The first F-35 vertical landing was performed at Royal Air Force (RAF) base Marham on new vertical landing pads (VLPs) as the multi-role fighter jets made use of their short take-off vertical landing (STOVL) capability.
The UK Defence Infrastructure Organisation (DIO) is currently developing three VLPs through a joint venture between Galliford Try and Lagan Construction.
RAF Marham in Norfolk, East Anglia, UK, serves as the main operating base for the F-35 aircraft in the UK.
The F-35 vertical landing capability will provide operational flexibility, including landing on the Royal Navy’s new Queen Elizabeth-class aircraft carriers.
DIO VLP project manager lieutenant colonel Ian Jenkins said: “Vertical landing is a really exciting military capability and from an infrastructure perspective it’s been fascinating to be involved in the design and construction process.
“It was really exciting and rewarding to see an F-35 landing on the first VLP to be finished and I look forward to seeing more as we continue to work on other infrastructure upgrades required for the F-35s.”
With a length and width of 67m, each landing pad has a central landing area measuring 30.5m by 30.5m.
On 6 June, four F-35B Lightning II fighter aircraft landed at their new base at RAF Marham to start building up the newly reformed 617 Squadron in the UK.
The F-35B is the world’s first supersonic STOVL stealth aircraft variant designed to operate from challenging bases and a range of air-capable ships near front-line combat zones.

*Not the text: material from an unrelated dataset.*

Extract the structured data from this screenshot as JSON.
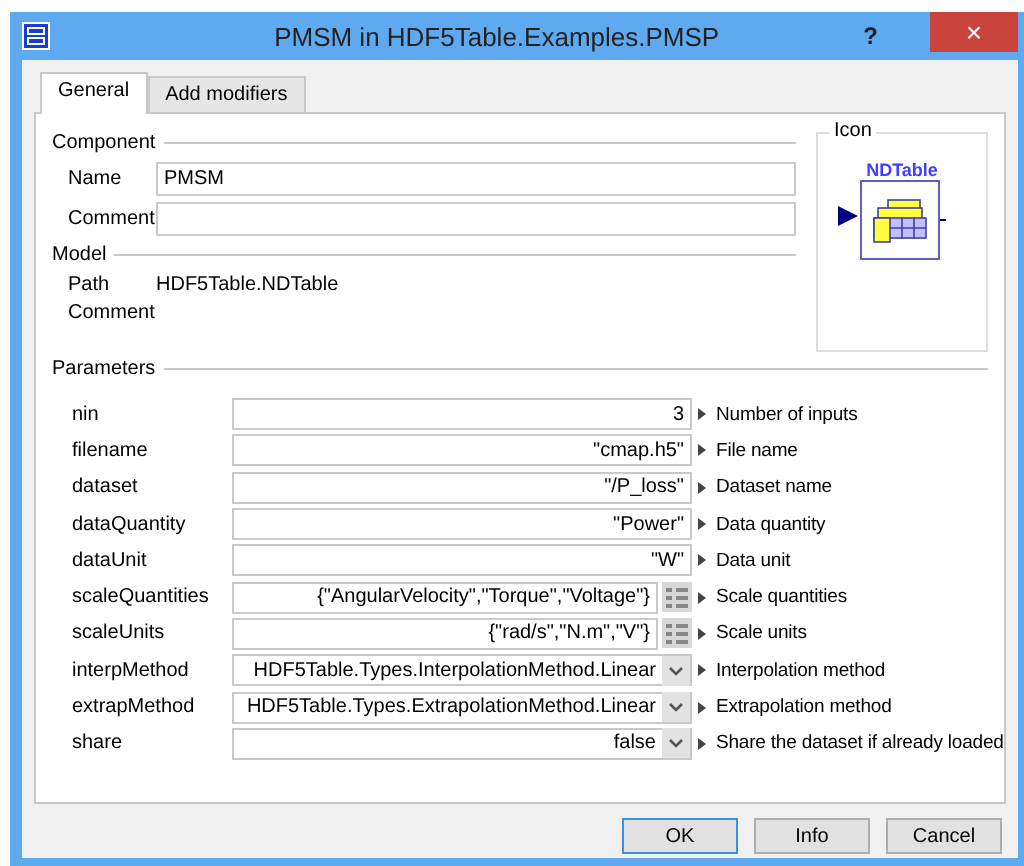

The fifth-generation fighter jet features a unique combination of stealth, advanced radar, sensor technology, and electronic warfare systems.